WHY do parents feel they don’t have enough time with their children?
Our studies find that 75% of parents feel they do not have enough time with their children, up from 66% in 1992. Are these feelings accurate? Our studies—and other studies—show that mothers are spending as much time with their children as they did in the 1970s. And fathers—especially Gen X fathers and Millennial fathers—are spending a lot more time with their children than fathers did in the 1970s.
WHY do children feel less deprived of time with their parents than the parents feel?
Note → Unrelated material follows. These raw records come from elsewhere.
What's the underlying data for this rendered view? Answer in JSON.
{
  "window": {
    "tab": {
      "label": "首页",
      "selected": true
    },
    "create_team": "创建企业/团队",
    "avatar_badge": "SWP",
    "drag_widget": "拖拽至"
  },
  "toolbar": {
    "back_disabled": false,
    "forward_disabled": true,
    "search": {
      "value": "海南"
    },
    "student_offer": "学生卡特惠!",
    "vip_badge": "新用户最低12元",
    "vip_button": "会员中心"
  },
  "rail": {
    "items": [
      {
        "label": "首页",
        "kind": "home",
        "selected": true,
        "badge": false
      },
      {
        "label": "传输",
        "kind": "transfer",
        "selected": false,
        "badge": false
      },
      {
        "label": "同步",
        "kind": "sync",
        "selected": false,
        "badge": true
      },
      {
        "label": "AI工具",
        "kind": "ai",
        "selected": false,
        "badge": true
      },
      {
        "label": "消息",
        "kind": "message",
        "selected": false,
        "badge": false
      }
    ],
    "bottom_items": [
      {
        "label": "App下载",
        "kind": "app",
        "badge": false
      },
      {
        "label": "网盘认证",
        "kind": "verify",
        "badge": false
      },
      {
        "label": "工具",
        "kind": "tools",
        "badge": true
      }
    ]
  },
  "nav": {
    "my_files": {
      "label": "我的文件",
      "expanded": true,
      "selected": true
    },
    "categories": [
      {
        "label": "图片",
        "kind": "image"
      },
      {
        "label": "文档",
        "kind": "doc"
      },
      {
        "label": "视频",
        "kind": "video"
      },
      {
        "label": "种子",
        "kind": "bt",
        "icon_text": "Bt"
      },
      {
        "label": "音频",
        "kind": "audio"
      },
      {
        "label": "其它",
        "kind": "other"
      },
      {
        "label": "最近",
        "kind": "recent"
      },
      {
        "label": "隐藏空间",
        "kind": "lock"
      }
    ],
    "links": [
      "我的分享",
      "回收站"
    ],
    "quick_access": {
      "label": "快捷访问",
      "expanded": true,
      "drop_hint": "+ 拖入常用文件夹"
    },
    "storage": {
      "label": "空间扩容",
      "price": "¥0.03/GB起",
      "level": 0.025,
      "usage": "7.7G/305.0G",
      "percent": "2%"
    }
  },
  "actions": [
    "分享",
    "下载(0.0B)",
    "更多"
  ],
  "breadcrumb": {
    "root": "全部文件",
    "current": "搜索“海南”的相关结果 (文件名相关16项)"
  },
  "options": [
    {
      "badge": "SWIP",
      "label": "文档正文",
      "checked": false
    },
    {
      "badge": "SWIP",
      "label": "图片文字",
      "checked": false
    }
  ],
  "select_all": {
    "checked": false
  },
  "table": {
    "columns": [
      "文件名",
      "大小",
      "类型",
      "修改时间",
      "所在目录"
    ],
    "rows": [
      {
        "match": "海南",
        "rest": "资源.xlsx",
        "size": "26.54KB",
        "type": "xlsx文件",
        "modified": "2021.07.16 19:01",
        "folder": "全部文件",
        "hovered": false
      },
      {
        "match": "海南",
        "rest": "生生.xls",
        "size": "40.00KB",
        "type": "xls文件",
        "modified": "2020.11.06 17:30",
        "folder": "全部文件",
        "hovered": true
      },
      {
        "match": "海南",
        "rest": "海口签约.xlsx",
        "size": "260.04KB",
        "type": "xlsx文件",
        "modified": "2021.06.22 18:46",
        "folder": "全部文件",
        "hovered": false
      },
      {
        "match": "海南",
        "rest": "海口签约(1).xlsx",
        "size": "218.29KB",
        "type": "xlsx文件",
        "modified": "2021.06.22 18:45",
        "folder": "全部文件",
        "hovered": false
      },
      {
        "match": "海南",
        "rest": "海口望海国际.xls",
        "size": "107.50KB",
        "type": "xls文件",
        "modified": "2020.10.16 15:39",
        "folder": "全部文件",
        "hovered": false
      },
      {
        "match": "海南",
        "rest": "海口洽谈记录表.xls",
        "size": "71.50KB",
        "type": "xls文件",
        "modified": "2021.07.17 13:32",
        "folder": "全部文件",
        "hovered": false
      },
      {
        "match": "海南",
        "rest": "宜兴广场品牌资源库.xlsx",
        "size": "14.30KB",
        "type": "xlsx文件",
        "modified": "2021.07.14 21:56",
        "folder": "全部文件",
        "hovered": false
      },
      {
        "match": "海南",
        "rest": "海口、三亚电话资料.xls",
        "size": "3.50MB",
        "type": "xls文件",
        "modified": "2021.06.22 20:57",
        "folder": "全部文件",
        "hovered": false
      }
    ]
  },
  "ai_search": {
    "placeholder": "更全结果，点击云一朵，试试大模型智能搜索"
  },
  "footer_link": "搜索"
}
Our studies find that 67% of children 8 through 18 years old say they have ENOUGH time with their mothers and 60% say they have ENOUGH time with their fathers. One might think that children, especially older children, don’t want to be with their parents as much as parents want to be with them. But our studies show that it is older children—more so than younger children—who want more time with their parents. In fact, among children 13 through 18, 49% say they do NOT have enough time with their mothers and 64% say they do NOT have enough time with their fathers. Children 8 through 12 are also more likely to want more time with their fathers.
These are WHYS the Families and Work Institute seeks to try to answer through research.
MAYBE it’s that we tend to think about the amount of time we spend with children as separate from what happens during that time—quality time versus quantity time.
Children don’t tend to see the amount of time and what happens during that time as separate. In one study, if given one wish to change the way a parent’s work affects their lives, the largest proportion of children did not wish for more time together—as the majority of parents thought they would. Children wished their parents would be less tired and stressed.
As well, our studies find that children would replace the concepts of “quality time” and “quantity time” with “focused time” and “hang-around time.”
MAYBE our concepts of time haven’t evolved from industrial era concepts to information era concepts.
We feel pressured to keep that factory line moving--to keep running that marathon, especially when so many of us have electronic tethers to work. However, our studies show that as parents, we feel less conflict between work and family lives when we feel we can really focus on our children AND on ourselves.
WHY NOT reinvent our concepts of time so that we are not always chopping time up into packed little intervals? Instead, try to create some time when we are hanging out and some when we are focusing on each other. It’s about time we do!